Like all English villages, the quiet and charming Thorpe Amberley in the heart of the Suffolk countryside has its secrets, its mysteries and its legends. It also has its traditions, such as the Tamberley Morris Men, a dysfunctional band of blow-ins, mainly professionals, who rehearse every Thursday and drink in the local pub. Nothing much has served to disturb the tranquillity of Thorpe Amberley for centuries. Until w. A stunningly beautiful American woman comes to the village to teach at a nearby school, and her arrival coincides with the resurrection of deadly seeds of jealousy, evil and murder. When the village is rocked by a series of gruesome and apparently ritualistic killings, it soon becomes clear that the local police are up against dark forces which they are wholly unequipped to deal with. Unlikely help comes from the shamanistic connection with a Patagonian Machi through the Morris Men's Squire and the unexpected assistance of an ex-NYPD policeman. A hunt for t one, but two serial killers, is on, and Thorpe Amberley will never be the same again.

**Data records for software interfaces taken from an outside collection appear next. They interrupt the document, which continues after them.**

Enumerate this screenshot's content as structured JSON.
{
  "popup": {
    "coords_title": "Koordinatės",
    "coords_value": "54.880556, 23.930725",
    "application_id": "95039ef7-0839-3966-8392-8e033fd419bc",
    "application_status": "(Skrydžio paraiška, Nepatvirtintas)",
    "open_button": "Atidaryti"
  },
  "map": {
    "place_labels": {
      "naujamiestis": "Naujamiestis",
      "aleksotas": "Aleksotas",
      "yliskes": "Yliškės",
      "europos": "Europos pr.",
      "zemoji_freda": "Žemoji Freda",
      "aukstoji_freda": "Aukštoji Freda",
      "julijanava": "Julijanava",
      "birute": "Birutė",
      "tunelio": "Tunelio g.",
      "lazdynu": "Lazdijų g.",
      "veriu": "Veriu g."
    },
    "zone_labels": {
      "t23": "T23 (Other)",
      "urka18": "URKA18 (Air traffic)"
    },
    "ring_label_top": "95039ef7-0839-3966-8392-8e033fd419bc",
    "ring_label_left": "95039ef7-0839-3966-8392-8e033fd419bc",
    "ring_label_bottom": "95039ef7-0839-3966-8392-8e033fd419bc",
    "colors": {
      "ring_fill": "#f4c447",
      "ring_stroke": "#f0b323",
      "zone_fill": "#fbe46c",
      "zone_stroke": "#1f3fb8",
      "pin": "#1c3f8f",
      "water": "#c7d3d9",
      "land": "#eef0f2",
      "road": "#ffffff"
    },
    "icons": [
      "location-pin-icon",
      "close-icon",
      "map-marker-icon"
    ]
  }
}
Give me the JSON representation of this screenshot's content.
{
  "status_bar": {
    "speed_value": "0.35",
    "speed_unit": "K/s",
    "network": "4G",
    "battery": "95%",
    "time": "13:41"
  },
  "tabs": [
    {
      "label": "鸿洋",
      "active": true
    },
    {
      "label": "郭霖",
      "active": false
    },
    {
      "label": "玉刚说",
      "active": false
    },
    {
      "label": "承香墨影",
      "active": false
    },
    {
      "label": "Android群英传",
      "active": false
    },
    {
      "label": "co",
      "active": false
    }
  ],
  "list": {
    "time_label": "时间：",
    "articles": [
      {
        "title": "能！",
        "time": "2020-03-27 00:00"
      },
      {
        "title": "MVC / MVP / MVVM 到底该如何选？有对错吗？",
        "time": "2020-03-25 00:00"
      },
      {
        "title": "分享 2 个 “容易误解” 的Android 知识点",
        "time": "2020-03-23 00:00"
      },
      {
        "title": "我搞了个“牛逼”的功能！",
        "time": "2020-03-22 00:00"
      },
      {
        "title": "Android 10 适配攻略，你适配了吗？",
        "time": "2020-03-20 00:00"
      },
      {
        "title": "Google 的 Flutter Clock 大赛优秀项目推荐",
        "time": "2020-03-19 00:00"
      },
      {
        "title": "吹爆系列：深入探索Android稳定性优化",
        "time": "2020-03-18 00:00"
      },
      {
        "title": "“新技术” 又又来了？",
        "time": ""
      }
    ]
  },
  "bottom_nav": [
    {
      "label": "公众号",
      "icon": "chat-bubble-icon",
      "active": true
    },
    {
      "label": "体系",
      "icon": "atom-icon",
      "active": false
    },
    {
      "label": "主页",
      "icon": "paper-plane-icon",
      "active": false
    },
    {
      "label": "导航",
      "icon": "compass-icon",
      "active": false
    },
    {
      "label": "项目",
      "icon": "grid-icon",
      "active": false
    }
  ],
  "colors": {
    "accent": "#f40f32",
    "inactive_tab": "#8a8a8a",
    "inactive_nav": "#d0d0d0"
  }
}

Alan S. Blood worked in Advertising and the Civil Service, London, before qualifying as a Teacher from Reading University, England and enjoying a long distinguished career. He now writes novels, plays, screenplays and poetry and has widely travelled the world, especially undertaking research in Chile where some of his supernatural crime thriller 'CRY OF THE MACHI A Suffolk Murder Mystery' is partly set. Alan's novel 'ONCE UPON A CASTLE' is a teenage ghost story taking place in World War 11. The paranormal genre, therefore, features in much of his prose work. Alan won top award at the 'Hastings International Poetry Festival' (2003) with his controversial 'litter' poem 'CONTRITE CAN CANNOT'. He enjoys wildlife photography, painting, scraperboard engraving and lives in a rambling Victorian house in Wales, UK.